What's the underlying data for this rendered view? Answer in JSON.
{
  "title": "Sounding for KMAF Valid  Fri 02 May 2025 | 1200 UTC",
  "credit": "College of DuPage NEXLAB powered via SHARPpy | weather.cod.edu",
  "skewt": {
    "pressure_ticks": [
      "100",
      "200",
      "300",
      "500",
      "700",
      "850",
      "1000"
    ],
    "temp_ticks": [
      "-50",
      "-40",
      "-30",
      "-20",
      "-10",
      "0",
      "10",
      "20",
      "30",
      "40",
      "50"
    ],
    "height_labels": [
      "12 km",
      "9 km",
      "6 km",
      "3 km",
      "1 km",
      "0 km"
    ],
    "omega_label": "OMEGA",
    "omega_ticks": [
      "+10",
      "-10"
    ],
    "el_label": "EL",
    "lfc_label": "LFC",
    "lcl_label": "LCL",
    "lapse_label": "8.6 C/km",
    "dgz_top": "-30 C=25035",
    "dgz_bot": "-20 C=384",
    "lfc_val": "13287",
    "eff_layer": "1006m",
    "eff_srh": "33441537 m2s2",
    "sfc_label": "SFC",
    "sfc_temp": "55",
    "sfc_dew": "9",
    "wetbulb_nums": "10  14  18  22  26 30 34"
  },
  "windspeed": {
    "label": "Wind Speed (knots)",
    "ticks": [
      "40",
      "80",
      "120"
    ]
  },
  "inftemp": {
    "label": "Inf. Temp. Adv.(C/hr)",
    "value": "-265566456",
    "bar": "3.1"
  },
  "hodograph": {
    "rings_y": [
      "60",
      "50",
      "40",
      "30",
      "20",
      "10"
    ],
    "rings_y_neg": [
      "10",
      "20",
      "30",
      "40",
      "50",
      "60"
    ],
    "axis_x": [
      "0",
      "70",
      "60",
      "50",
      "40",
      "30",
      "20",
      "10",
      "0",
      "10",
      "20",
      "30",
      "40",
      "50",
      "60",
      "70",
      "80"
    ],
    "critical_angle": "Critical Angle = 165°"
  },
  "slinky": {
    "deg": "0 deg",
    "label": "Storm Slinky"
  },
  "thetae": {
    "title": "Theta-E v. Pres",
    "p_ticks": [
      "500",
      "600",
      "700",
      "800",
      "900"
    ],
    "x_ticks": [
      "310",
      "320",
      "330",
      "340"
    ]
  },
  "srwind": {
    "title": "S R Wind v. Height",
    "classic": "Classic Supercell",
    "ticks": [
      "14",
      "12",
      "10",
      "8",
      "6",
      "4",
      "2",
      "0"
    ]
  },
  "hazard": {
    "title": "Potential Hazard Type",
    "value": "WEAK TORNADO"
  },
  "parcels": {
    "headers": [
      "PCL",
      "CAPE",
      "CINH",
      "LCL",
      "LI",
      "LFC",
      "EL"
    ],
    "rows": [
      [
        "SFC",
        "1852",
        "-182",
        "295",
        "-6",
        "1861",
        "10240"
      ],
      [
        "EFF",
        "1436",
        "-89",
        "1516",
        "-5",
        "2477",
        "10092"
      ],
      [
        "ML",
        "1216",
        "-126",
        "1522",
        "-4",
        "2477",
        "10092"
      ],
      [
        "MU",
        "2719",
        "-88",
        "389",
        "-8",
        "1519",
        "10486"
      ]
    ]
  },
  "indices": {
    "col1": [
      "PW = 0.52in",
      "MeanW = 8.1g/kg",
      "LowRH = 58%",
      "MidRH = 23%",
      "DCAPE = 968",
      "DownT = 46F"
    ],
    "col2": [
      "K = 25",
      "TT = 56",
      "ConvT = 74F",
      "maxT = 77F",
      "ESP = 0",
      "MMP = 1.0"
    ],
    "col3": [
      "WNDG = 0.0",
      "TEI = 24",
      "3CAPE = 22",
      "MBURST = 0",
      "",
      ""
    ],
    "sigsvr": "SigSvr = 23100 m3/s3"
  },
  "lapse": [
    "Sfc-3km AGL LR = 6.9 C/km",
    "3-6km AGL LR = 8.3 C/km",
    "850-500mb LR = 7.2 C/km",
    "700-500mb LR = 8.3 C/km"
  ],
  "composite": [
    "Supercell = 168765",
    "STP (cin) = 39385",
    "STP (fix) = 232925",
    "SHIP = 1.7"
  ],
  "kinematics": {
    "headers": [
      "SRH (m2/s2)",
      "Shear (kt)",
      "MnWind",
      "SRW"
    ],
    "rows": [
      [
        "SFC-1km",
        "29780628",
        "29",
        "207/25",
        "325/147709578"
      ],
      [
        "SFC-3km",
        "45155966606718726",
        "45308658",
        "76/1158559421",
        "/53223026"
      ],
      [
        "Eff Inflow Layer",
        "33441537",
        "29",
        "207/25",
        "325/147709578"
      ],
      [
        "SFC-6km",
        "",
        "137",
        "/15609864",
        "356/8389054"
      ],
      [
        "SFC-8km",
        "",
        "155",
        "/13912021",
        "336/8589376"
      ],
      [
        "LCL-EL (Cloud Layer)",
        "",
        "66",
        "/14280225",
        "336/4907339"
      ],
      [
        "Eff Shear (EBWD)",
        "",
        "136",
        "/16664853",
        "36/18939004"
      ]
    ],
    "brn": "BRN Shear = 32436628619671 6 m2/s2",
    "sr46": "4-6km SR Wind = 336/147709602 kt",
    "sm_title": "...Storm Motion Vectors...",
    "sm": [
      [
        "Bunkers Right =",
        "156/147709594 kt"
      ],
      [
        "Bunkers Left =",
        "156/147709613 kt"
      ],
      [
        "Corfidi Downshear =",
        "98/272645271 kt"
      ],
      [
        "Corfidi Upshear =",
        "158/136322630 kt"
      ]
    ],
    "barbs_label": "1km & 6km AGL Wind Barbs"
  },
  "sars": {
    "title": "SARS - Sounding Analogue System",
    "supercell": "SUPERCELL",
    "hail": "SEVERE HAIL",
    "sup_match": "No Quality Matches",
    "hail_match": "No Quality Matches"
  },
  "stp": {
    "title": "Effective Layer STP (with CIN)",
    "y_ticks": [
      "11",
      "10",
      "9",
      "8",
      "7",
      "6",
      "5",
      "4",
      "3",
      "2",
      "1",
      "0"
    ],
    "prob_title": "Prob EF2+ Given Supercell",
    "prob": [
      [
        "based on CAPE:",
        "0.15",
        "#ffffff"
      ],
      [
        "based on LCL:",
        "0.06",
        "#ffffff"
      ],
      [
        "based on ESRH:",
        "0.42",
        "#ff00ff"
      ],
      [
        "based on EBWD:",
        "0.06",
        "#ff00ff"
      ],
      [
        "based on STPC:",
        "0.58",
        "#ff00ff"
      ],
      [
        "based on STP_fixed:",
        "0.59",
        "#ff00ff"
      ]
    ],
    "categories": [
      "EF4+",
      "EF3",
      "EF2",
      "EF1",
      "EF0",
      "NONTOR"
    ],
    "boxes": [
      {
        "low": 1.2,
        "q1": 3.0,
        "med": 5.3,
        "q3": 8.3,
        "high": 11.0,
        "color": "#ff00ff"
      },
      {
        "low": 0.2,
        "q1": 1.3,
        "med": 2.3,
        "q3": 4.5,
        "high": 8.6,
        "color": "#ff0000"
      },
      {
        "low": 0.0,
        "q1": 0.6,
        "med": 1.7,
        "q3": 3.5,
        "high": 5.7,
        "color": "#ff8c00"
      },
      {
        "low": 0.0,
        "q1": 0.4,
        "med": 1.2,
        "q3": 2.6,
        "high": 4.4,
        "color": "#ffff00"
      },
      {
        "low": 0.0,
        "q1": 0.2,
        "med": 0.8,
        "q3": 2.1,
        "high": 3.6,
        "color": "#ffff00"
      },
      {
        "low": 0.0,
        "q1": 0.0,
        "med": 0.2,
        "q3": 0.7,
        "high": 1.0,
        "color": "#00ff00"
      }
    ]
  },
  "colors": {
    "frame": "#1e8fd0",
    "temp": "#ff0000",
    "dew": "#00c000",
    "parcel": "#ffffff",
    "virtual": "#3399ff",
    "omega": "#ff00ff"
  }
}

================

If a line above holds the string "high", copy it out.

(ANSWER BOX):
        "high": 11.0,
        "high": 8.6,
        "high": 5.7,
        "high": 4.4,
        "high": 3.6,
        "high": 1.0,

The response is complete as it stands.